13th August 2013
Hundreds of thousands of UK retirees are resorting to selling their family heirlooms in a bid to fund their lifestyles writes Philip Scott.
With the need often outweighing sentimentality, research from retirement specialist LV= has found that more than 550,000 retirees have sold off at least £729m worth of valuables family items and keepsakes in the past five years to help supplement their pensions.
One in 20 pensioners has already sold off a valuable item and the survey found that the average value of items parted with by cash-conscious retirees was a hefty £1,309. The heirlooms in question had been in families for an average of 84 years but with more people looking to boost their retirement income, LV= expects the trend to continue in the decades to come.

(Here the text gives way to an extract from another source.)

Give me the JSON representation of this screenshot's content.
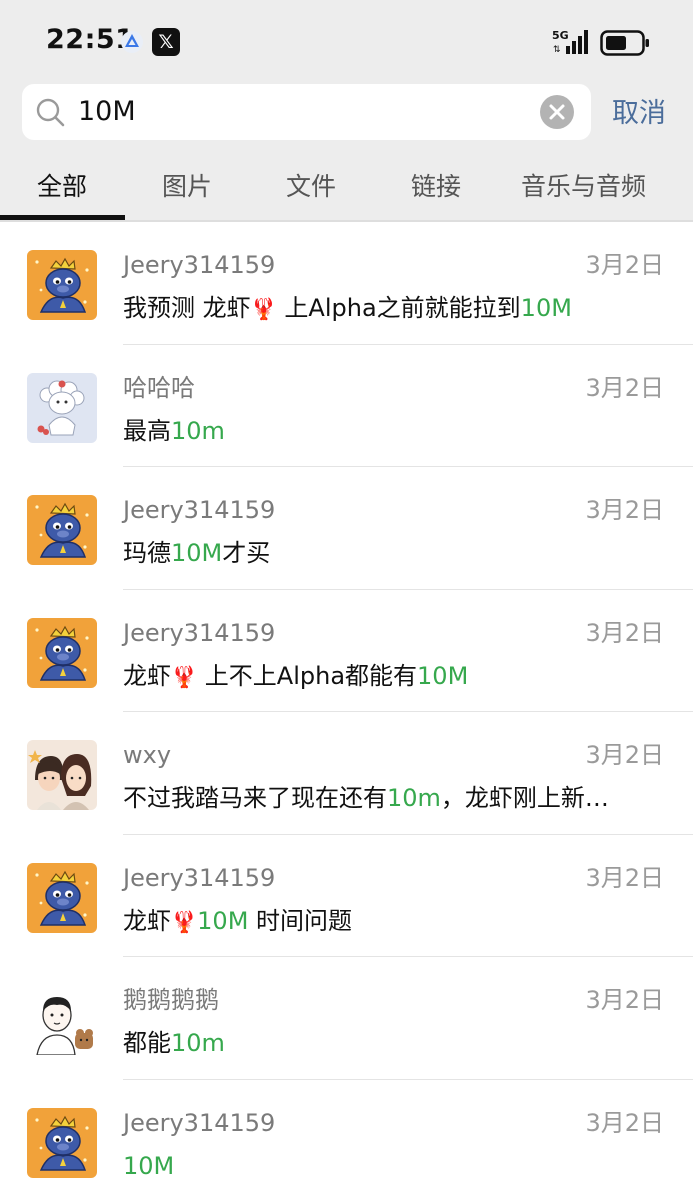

The research found that of those approaching retirement – people aged 50 to 64 – some 15 per cent admit to having already parted with a high value item, with an average worth of a colossal £2,667, while a further 57 per cent say it is something they are giving serious thought to. Looking further ahead, some 48 per cent of ‘grown up children’ say they anticipate to inherit a high value keepsake from within their family that they could well sell on to increase their personal funds.
When it comes to what pensioners are selling it appears as if everything’s up for grabs. More specialist pieces such as sets of collectible toys and stamps, old war medals and sports shirts feature in the top 10 list but the five biggest sellers are perhaps as expected. Necklaces and bracelets come in at number one, at 39 per cent, followed by ‘classic antiques’ such as vases and silverware, at 22 per cent and watches or timepieces at 20 per cent. Crockery and brooches came in at 15 per cent and 14 per cent respectively.
Whilst over two thirds of all items sold by retirees in the past five years were identified as family heirlooms – and that 57 per cent would have been handed down to a younger family member had they not been moved on – almost half of entrepreneurial pensioners, at 44 per cent did not feel an ounce of sentimentality about the sale.
Commenting on the findings, Ray Chinn, LV= head of pensions, says: “The research highlights one of the less conventional methods being used by people to help fund their retirements. Of course, we understand that as retirement approaches people may find they have inadequate provisions to support the lifestyle to which they have become accustomed and selling off valuable items and family keepsakes can provide a short-term boost to a seemingly inadequate pension pot. But, it is a stopgap measure and not a viable, long-term solution to the problem.
“It will come as a surprise to some people but you can actually build up a pretty sizeable pension pot in under 20 years and by taking professional financial advice you can make this money work harder. Also selecting the right type of retirement income product, be it enhanced, fixed term or investment linked annuities, income drawdown can make a significant difference. So with a sensible savings and retirement plan in place you can keep those family valuables where they belong, in the family.”